For the data below, report how many lines contain the string "info" and write nothing more.

---------- Records for this task

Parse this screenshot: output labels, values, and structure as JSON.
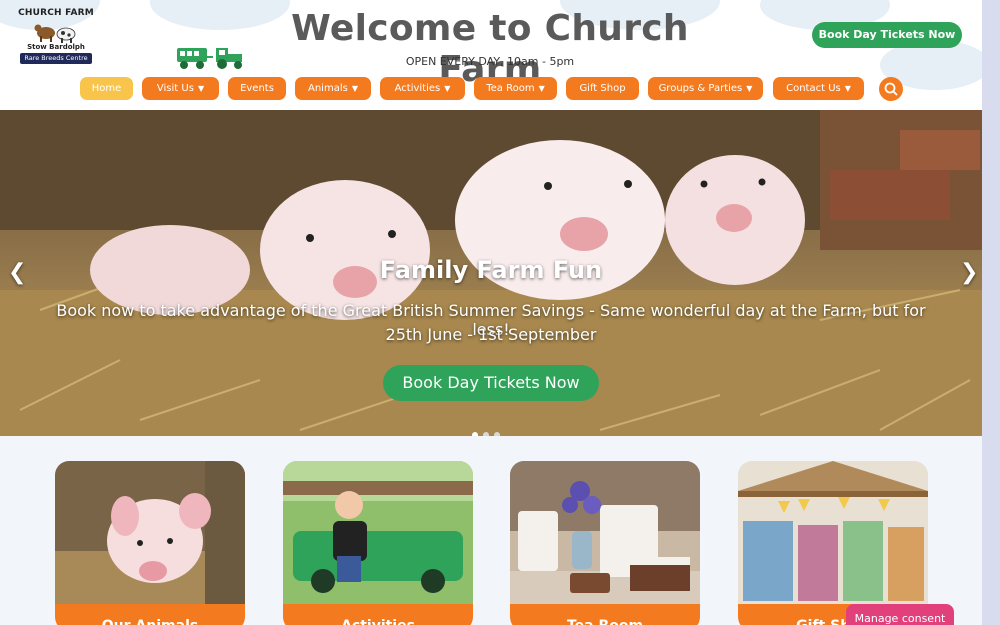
{
  "logo": {
    "title": "CHURCH FARM",
    "subtitle": "Stow Bardolph",
    "badge": "Rare Breeds Centre"
  },
  "header": {
    "title": "Welcome to Church Farm",
    "opening_hours": "OPEN EVERY DAY, 10am - 5pm",
    "cta_label": "Book Day Tickets Now"
  },
  "nav": {
    "items": [
      {
        "label": "Home",
        "dropdown": false
      },
      {
        "label": "Visit Us",
        "dropdown": true
      },
      {
        "label": "Events",
        "dropdown": false
      },
      {
        "label": "Animals",
        "dropdown": true
      },
      {
        "label": "Activities",
        "dropdown": true
      },
      {
        "label": "Tea Room",
        "dropdown": true
      },
      {
        "label": "Gift Shop",
        "dropdown": false
      },
      {
        "label": "Groups & Parties",
        "dropdown": true
      },
      {
        "label": "Contact Us",
        "dropdown": true
      }
    ],
    "search_icon": "search-icon"
  },
  "hero": {
    "title": "Family Farm Fun",
    "text": "Book now to take advantage of the Great British Summer Savings - Same wonderful day at the Farm, but for less!",
    "date_range": "25th June - 1st September",
    "cta_label": "Book Day Tickets Now",
    "prev_icon": "chevron-left-icon",
    "next_icon": "chevron-right-icon",
    "slide_count": 3,
    "active_slide": 1
  },
  "cards": [
    {
      "label": "Our Animals"
    },
    {
      "label": "Activities"
    },
    {
      "label": "Tea Room"
    },
    {
      "label": "Gift Shop"
    }
  ],
  "consent": {
    "label": "Manage consent"
  },
  "colors": {
    "accent_orange": "#f47a1f",
    "active_yellow": "#f8c44a",
    "cta_green": "#2fa35a",
    "consent_pink": "#e2407a",
    "title_grey": "#5a5a5a"
  }
}
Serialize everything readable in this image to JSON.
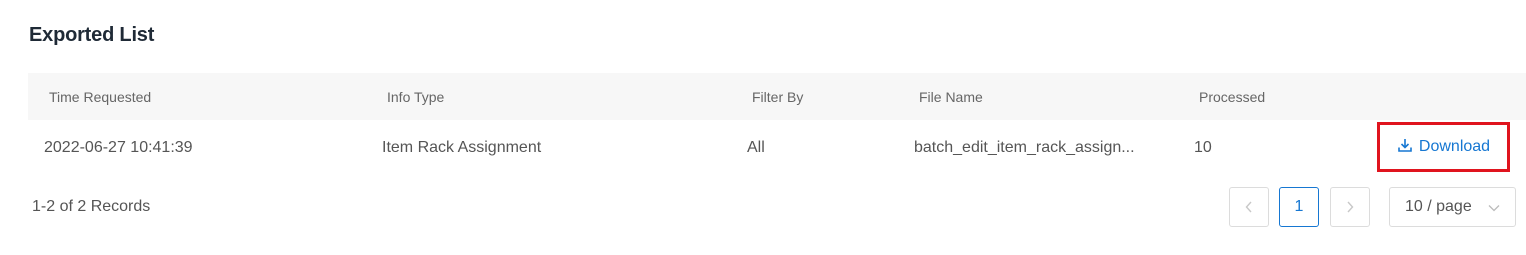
{
  "title": "Exported List",
  "table": {
    "headers": {
      "time": "Time Requested",
      "info": "Info Type",
      "filter": "Filter By",
      "file": "File Name",
      "processed": "Processed"
    },
    "rows": [
      {
        "time": "2022-06-27 10:41:39",
        "info": "Item Rack Assignment",
        "filter": "All",
        "file": "batch_edit_item_rack_assign...",
        "processed": "10",
        "action": "Download"
      }
    ]
  },
  "footer": {
    "records": "1-2 of 2 Records",
    "pagination": {
      "prev": "<",
      "current": "1",
      "next": ">",
      "page_size": "10 / page"
    }
  },
  "colors": {
    "accent": "#1677d2",
    "highlight": "#e0141e"
  }
}
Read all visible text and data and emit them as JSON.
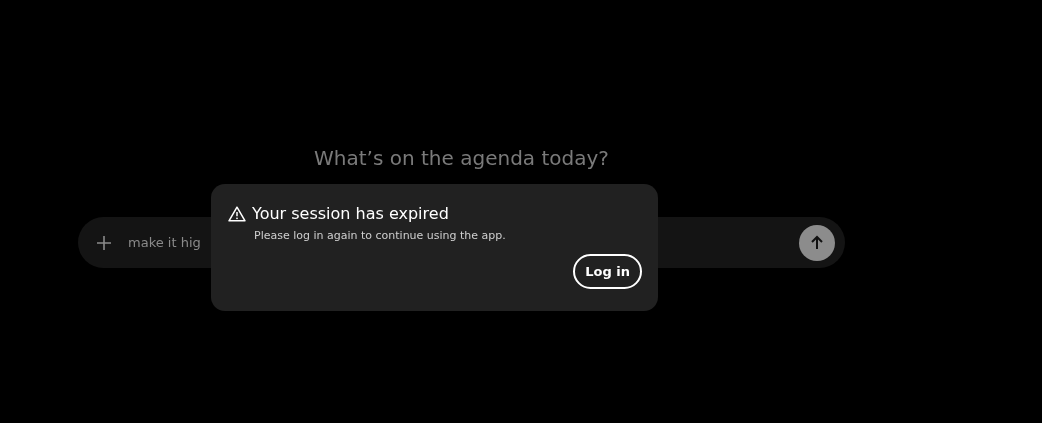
{
  "heading": "What’s on the agenda today?",
  "composer": {
    "value": "make it hig"
  },
  "dialog": {
    "title": "Your session has expired",
    "message": "Please log in again to continue using the app.",
    "button": "Log in"
  }
}
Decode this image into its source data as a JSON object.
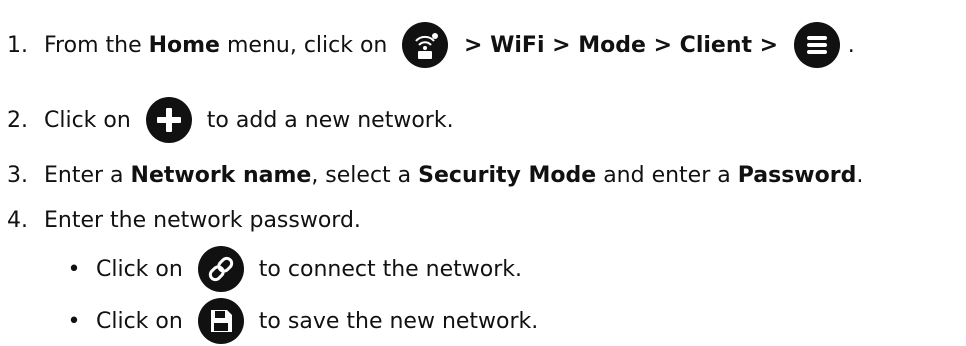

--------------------

**Response for this exercise**
2